Retype the entries in full, exactly.
DATA FOR THIS EXERCISE section start
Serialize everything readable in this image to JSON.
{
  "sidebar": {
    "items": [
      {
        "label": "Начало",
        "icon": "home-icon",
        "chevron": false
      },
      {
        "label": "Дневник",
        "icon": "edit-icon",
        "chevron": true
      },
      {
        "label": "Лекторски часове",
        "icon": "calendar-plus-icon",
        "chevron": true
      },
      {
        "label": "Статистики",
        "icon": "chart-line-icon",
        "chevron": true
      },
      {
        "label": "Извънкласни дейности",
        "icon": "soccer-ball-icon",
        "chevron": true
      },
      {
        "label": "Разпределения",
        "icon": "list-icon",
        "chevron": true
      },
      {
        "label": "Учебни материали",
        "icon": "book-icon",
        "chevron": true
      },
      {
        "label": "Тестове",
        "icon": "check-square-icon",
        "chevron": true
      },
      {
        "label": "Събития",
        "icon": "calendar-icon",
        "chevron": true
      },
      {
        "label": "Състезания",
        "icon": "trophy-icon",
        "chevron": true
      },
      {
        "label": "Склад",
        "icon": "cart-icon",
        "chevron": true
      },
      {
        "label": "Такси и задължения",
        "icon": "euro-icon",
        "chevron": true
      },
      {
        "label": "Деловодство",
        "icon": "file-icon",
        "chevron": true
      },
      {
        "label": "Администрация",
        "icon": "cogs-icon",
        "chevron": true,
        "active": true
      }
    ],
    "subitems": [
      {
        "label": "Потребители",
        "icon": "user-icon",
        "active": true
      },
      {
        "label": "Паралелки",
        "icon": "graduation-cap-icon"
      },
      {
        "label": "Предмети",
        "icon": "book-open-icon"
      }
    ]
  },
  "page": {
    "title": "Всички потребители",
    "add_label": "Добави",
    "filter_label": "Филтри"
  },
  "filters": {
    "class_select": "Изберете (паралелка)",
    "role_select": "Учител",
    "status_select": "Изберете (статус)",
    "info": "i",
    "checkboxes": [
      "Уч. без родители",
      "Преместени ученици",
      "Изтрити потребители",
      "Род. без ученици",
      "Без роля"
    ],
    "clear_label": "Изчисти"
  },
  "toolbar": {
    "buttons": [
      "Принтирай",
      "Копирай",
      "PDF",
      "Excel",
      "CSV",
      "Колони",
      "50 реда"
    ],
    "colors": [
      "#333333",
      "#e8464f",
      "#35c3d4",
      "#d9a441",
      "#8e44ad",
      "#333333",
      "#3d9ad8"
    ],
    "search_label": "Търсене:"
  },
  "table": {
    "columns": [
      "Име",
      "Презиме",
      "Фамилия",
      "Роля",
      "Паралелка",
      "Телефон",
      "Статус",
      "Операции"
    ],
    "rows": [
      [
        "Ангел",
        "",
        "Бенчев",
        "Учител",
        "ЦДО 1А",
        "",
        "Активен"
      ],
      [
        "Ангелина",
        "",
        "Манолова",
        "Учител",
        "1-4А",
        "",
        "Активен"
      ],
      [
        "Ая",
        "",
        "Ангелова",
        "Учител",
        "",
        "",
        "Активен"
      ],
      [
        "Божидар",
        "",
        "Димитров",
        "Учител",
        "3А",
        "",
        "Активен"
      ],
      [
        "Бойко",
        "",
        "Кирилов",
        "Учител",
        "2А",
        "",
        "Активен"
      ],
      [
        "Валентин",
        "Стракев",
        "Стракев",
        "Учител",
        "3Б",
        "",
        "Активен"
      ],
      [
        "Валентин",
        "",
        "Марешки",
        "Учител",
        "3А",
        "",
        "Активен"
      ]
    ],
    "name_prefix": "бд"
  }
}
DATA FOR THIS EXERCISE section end
OUTPUT –
Serialize everything readable in this image to JSON.
{
  "sidebar": {
    "items": [
      {
        "label": "Начало",
        "icon": "home-icon",
        "chevron": false
      },
      {
        "label": "Дневник",
        "icon": "edit-icon",
        "chevron": true
      },
      {
        "label": "Лекторски часове",
        "icon": "calendar-plus-icon",
        "chevron": true
      },
      {
        "label": "Статистики",
        "icon": "chart-line-icon",
        "chevron": true
      },
      {
        "label": "Извънкласни дейности",
        "icon": "soccer-ball-icon",
        "chevron": true
      },
      {
        "label": "Разпределения",
        "icon": "list-icon",
        "chevron": true
      },
      {
        "label": "Учебни материали",
        "icon": "book-icon",
        "chevron": true
      },
      {
        "label": "Тестове",
        "icon": "check-square-icon",
        "chevron": true
      },
      {
        "label": "Събития",
        "icon": "calendar-icon",
        "chevron": true
      },
      {
        "label": "Състезания",
        "icon": "trophy-icon",
        "chevron": true
      },
      {
        "label": "Склад",
        "icon": "cart-icon",
        "chevron": true
      },
      {
        "label": "Такси и задължения",
        "icon": "euro-icon",
        "chevron": true
      },
      {
        "label": "Деловодство",
        "icon": "file-icon",
        "chevron": true
      },
      {
        "label": "Администрация",
        "icon": "cogs-icon",
        "chevron": true,
        "active": true
      }
    ],
    "subitems": [
      {
        "label": "Потребители",
        "icon": "user-icon",
        "active": true
      },
      {
        "label": "Паралелки",
        "icon": "graduation-cap-icon"
      },
      {
        "label": "Предмети",
        "icon": "book-open-icon"
      }
    ]
  },
  "page": {
    "title": "Всички потребители",
    "add_label": "Добави",
    "filter_label": "Филтри"
  },
  "filters": {
    "class_select": "Изберете (паралелка)",
    "role_select": "Учител",
    "status_select": "Изберете (статус)",
    "info": "i",
    "checkboxes": [
      "Уч. без родители",
      "Преместени ученици",
      "Изтрити потребители",
      "Род. без ученици",
      "Без роля"
    ],
    "clear_label": "Изчисти"
  },
  "toolbar": {
    "buttons": [
      "Принтирай",
      "Копирай",
      "PDF",
      "Excel",
      "CSV",
      "Колони",
      "50 реда"
    ],
    "colors": [
      "#333333",
      "#e8464f",
      "#35c3d4",
      "#d9a441",
      "#8e44ad",
      "#333333",
      "#3d9ad8"
    ],
    "search_label": "Търсене:"
  },
  "table": {
    "columns": [
      "Име",
      "Презиме",
      "Фамилия",
      "Роля",
      "Паралелка",
      "Телефон",
      "Статус",
      "Операции"
    ],
    "rows": [
      [
        "Ангел",
        "",
        "Бенчев",
        "Учител",
        "ЦДО 1А",
        "",
        "Активен"
      ],
      [
        "Ангелина",
        "",
        "Манолова",
        "Учител",
        "1-4А",
        "",
        "Активен"
      ],
      [
        "Ая",
        "",
        "Ангелова",
        "Учител",
        "",
        "",
        "Активен"
      ],
      [
        "Божидар",
        "",
        "Димитров",
        "Учител",
        "3А",
        "",
        "Активен"
      ],
      [
        "Бойко",
        "",
        "Кирилов",
        "Учител",
        "2А",
        "",
        "Активен"
      ],
      [
        "Валентин",
        "Стракев",
        "Стракев",
        "Учител",
        "3Б",
        "",
        "Активен"
      ],
      [
        "Валентин",
        "",
        "Марешки",
        "Учител",
        "3А",
        "",
        "Активен"
      ]
    ],
    "name_prefix": "бд"
  }
}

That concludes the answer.